Unemployment Rate Increases to 6.4% in June

Unemployment Rate Increases to 6.4% in June

The latest employment data from Statistics Canada reveals that the country’s unemployment rate rose to 6.4% in June, up from 6.1% the previous month. This increase is attributed to a slowdown in job creation coupled with a higher labor force participation rate, as more people actively sought employment.

In June, the Canadian economy added 60,000 jobs, primarily in part-time positions, while full-time employment remained relatively stagnant. Sectors such as healthcare, social assistance, and public administration saw job gains, whereas industries like manufacturing and construction experienced declines.

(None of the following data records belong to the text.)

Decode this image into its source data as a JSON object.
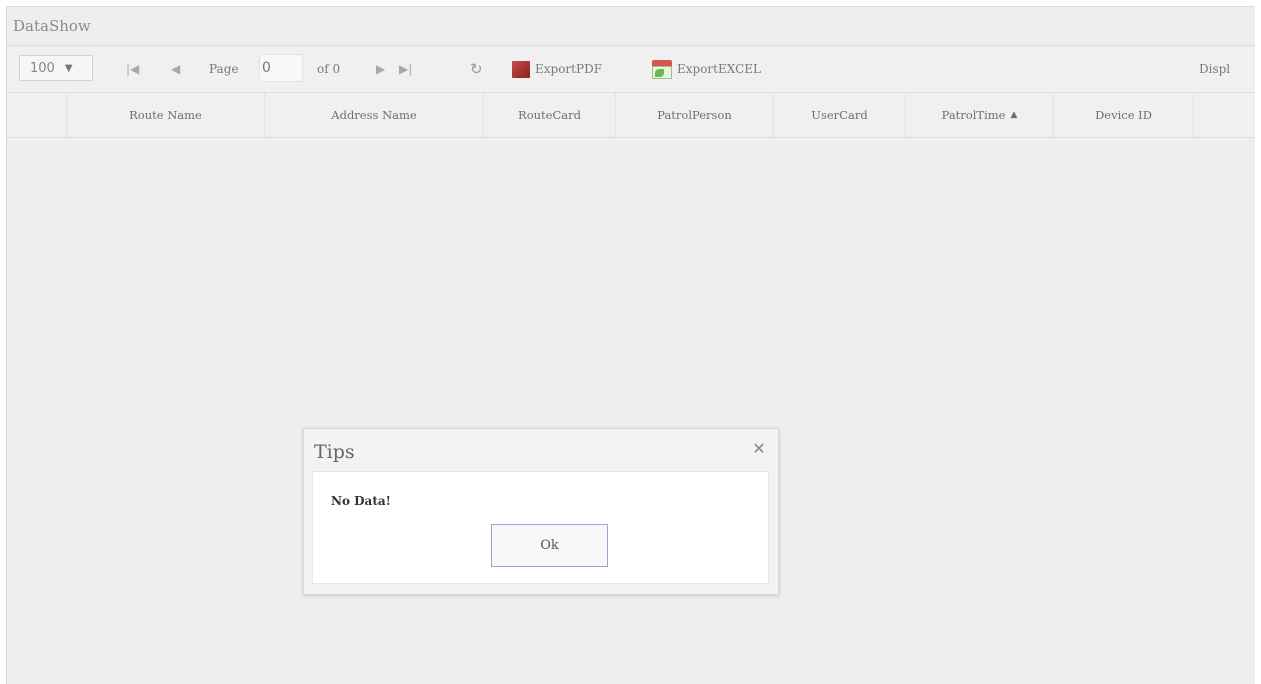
{
  "panel": {
    "title": "DataShow"
  },
  "toolbar": {
    "page_size": "100",
    "page_label": "Page",
    "page_value": "0",
    "of_label": "of 0",
    "export_pdf": "ExportPDF",
    "export_excel": "ExportEXCEL",
    "display_text": "Displ"
  },
  "grid": {
    "columns": [
      "Route Name",
      "Address Name",
      "RouteCard",
      "PatrolPerson",
      "UserCard",
      "PatrolTime",
      "Device ID"
    ],
    "sorted_column": "PatrolTime",
    "sort_direction": "ascending"
  },
  "dialog": {
    "title": "Tips",
    "message": "No Data!",
    "ok_label": "Ok"
  }
}
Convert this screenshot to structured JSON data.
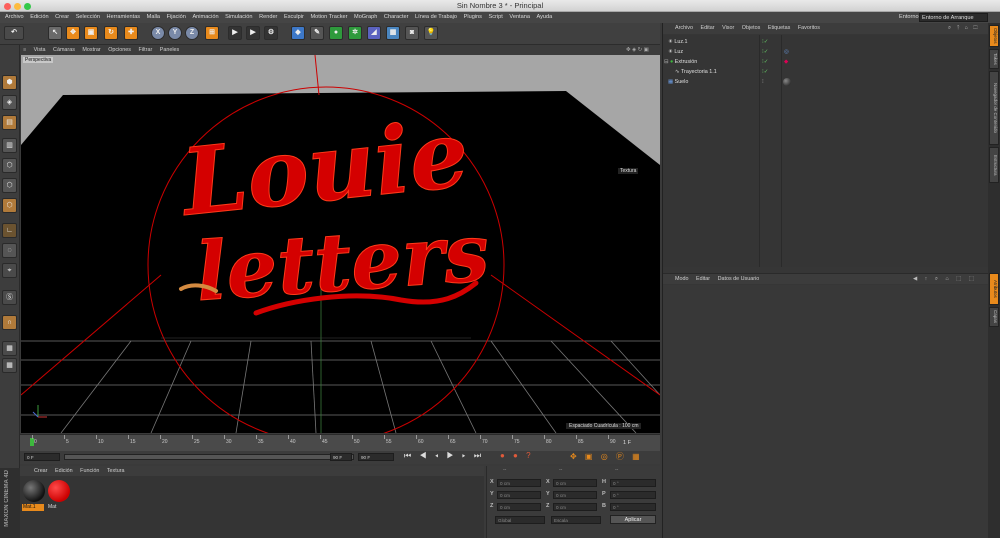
{
  "window": {
    "title": "Sin Nombre 3 * - Principal"
  },
  "menu": [
    "Archivo",
    "Edición",
    "Crear",
    "Selección",
    "Herramientas",
    "Malla",
    "Fijación",
    "Animación",
    "Simulación",
    "Render",
    "Esculpir",
    "Motion Tracker",
    "MoGraph",
    "Character",
    "Línea de Trabajo",
    "Plugins",
    "Script",
    "Ventana",
    "Ayuda"
  ],
  "environment": {
    "label": "Entorno:",
    "value": "Entorno de Arranque"
  },
  "toolbar": {
    "axis_x": "X",
    "axis_y": "Y",
    "axis_z": "Z"
  },
  "viewport": {
    "menu": [
      "Vista",
      "Cámaras",
      "Mostrar",
      "Opciones",
      "Filtrar",
      "Paneles"
    ],
    "camera_label": "Perspectiva",
    "texture_label": "Textura",
    "grid_spacing": "Espaciado Cuadrícula : 100 cm",
    "artwork_line1": "Louie",
    "artwork_line2": "letters"
  },
  "timeline": {
    "ticks": [
      "0",
      "5",
      "10",
      "15",
      "20",
      "25",
      "30",
      "35",
      "40",
      "45",
      "50",
      "55",
      "60",
      "65",
      "70",
      "75",
      "80",
      "85",
      "90"
    ],
    "current_frame": "1 F",
    "start_field": "0 F",
    "end_field": "90 F",
    "min_field": "0 F",
    "max_field": "90 F"
  },
  "materials": {
    "menu": [
      "Crear",
      "Edición",
      "Función",
      "Textura"
    ],
    "items": [
      {
        "name": "Mat.1"
      },
      {
        "name": "Mat"
      }
    ]
  },
  "maxon_logo": "MAXON CINEMA 4D",
  "coords": {
    "header": [
      "--",
      "--",
      "--"
    ],
    "rows": [
      {
        "a": "X",
        "av": "0 cm",
        "b": "X",
        "bv": "0 cm",
        "c": "H",
        "cv": "0 °"
      },
      {
        "a": "Y",
        "av": "0 cm",
        "b": "Y",
        "bv": "0 cm",
        "c": "P",
        "cv": "0 °"
      },
      {
        "a": "Z",
        "av": "0 cm",
        "b": "Z",
        "bv": "0 cm",
        "c": "B",
        "cv": "0 °"
      }
    ],
    "mode1": "Global",
    "mode2": "Escala",
    "apply": "Aplicar"
  },
  "objects_manager": {
    "menu": [
      "Archivo",
      "Editar",
      "Visor",
      "Objetos",
      "Etiquetas",
      "Favoritos"
    ],
    "items": [
      {
        "name": "Luz.1"
      },
      {
        "name": "Luz"
      },
      {
        "name": "Extrusión"
      },
      {
        "name": "Trayectoria 1.1"
      },
      {
        "name": "Suelo"
      }
    ]
  },
  "attributes_manager": {
    "menu": [
      "Modo",
      "Editar",
      "Datos de Usuario"
    ]
  },
  "side_tabs_top": [
    "Objetos",
    "Takes",
    "Navegador de Contenido",
    "Estructura"
  ],
  "side_tabs_bottom": [
    "Atributos",
    "Capas"
  ],
  "colors": {
    "accent": "#e88a1c",
    "artwork": "#d40000",
    "background": "#3a3a3a"
  }
}
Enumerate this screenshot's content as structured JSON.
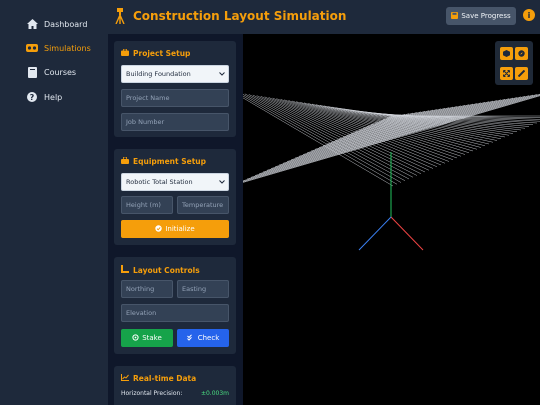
{
  "nav": [
    {
      "label": "Dashboard",
      "icon": "home-icon",
      "active": false
    },
    {
      "label": "Simulations",
      "icon": "vr-headset-icon",
      "active": true
    },
    {
      "label": "Courses",
      "icon": "book-icon",
      "active": false
    },
    {
      "label": "Help",
      "icon": "question-icon",
      "active": false
    }
  ],
  "header": {
    "title": "Construction Layout Simulation",
    "save_label": "Save Progress",
    "info_glyph": "i"
  },
  "project_setup": {
    "title": "Project Setup",
    "type_value": "Building Foundation",
    "name_placeholder": "Project Name",
    "job_placeholder": "Job Number"
  },
  "equipment_setup": {
    "title": "Equipment Setup",
    "instrument_value": "Robotic Total Station",
    "height_placeholder": "Height (m)",
    "temperature_placeholder": "Temperature",
    "initialize_label": "Initialize"
  },
  "layout_controls": {
    "title": "Layout Controls",
    "northing_placeholder": "Northing",
    "easting_placeholder": "Easting",
    "elevation_placeholder": "Elevation",
    "stake_label": "Stake",
    "check_label": "Check"
  },
  "realtime": {
    "title": "Real-time Data",
    "rows": [
      {
        "label": "Horizontal Precision:",
        "value": "±0.003m"
      }
    ]
  },
  "viewport_tools": [
    "cube-icon",
    "compass-icon",
    "expand-icon",
    "ruler-icon"
  ],
  "colors": {
    "accent": "#f59e0b",
    "sidebar": "#1e293b",
    "background": "#0f172a",
    "stake": "#16a34a",
    "check": "#2563eb",
    "value_green": "#4ade80"
  }
}
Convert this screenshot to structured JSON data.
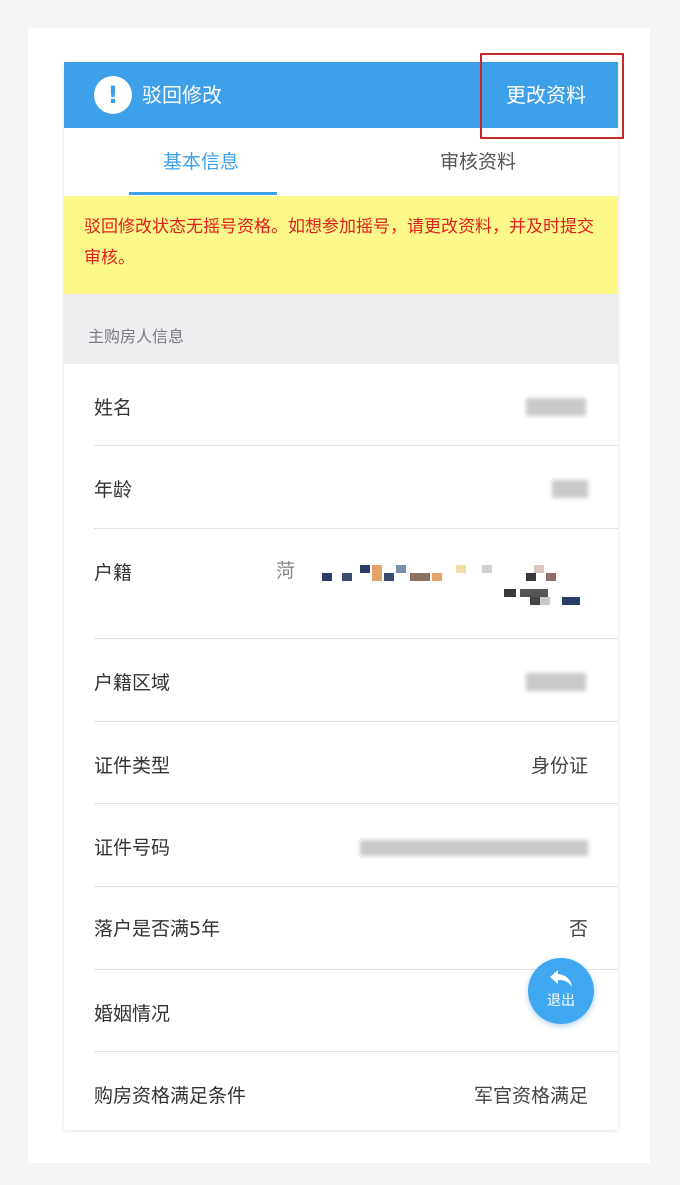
{
  "banner": {
    "title": "驳回修改",
    "edit_label": "更改资料",
    "icon": "exclamation-icon"
  },
  "tabs": [
    {
      "label": "基本信息",
      "active": true
    },
    {
      "label": "审核资料",
      "active": false
    }
  ],
  "notice": "驳回修改状态无摇号资格。如想参加摇号，请更改资料，并及时提交审核。",
  "section": {
    "title": "主购房人信息"
  },
  "rows": [
    {
      "label": "姓名",
      "value": ""
    },
    {
      "label": "年龄",
      "value": ""
    },
    {
      "label": "户籍",
      "value": "菏"
    },
    {
      "label": "户籍区域",
      "value": ""
    },
    {
      "label": "证件类型",
      "value": "身份证"
    },
    {
      "label": "证件号码",
      "value": ""
    },
    {
      "label": "落户是否满5年",
      "value": "否"
    },
    {
      "label": "婚姻情况",
      "value": ""
    },
    {
      "label": "购房资格满足条件",
      "value": "军官资格满足"
    }
  ],
  "exit_button": {
    "label": "退出",
    "icon": "return-arrow-icon"
  },
  "colors": {
    "primary": "#3fa0ea",
    "notice_bg": "#fcf98a",
    "notice_text": "#e02020",
    "highlight_box": "#c32a2f"
  }
}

The shift towards part-time employment is indicative of businesses’ cautious approach to hiring amidst economic uncertainties and ongoing adjustments post-pandemic.

The rise in the unemployment rate may influence the Bank of Canada’s upcoming decisions on interest rates and economic policy. The central bank has been closely monitoring labor market conditions as a key indicator of economic health. Higher unemployment could prompt the BoC to consider more accommodative monetary policies to support job creation and economic recovery.

Wage growth has remained steady, with average hourly earnings increasing by 3.5% year-over-year. However, this wage growth has been uneven across different sectors, with higher increases in professional services and technology, while wages in retail and hospitality lag behind. This disparity underscores the ongoing challenges in achieving inclusive economic recovery, where all sectors and demographics benefit equally from economic growth.

The labor force participation rate, which measures the proportion of working-age individuals actively seeking employment, rose to 65.2%, reflecting a growing number of people re-entering the job market. This increase is a positive sign of confidence in the labor market but also contributes to the higher unemployment rate as job seekers outpace job creation.

The BoC‘s monetary policy decisions in the coming months will be crucial in addressing these labor market dynamics. With inflation showing signs of stabilization and the unemployment rate rising, the central bank may adopt a balanced approach, carefully weighing the need for economic stimulus against the risks of overheating the economy.

As Canada navigates these economic challenges, the government and private sector will need to collaborate on initiatives to foster job creation, skills development, and workforce resilience. Investments in education, training, and innovation will be essential to equip workers with the skills needed for a rapidly evolving job market and to ensure that economic recovery translates into broad-based prosperity for all Canadians.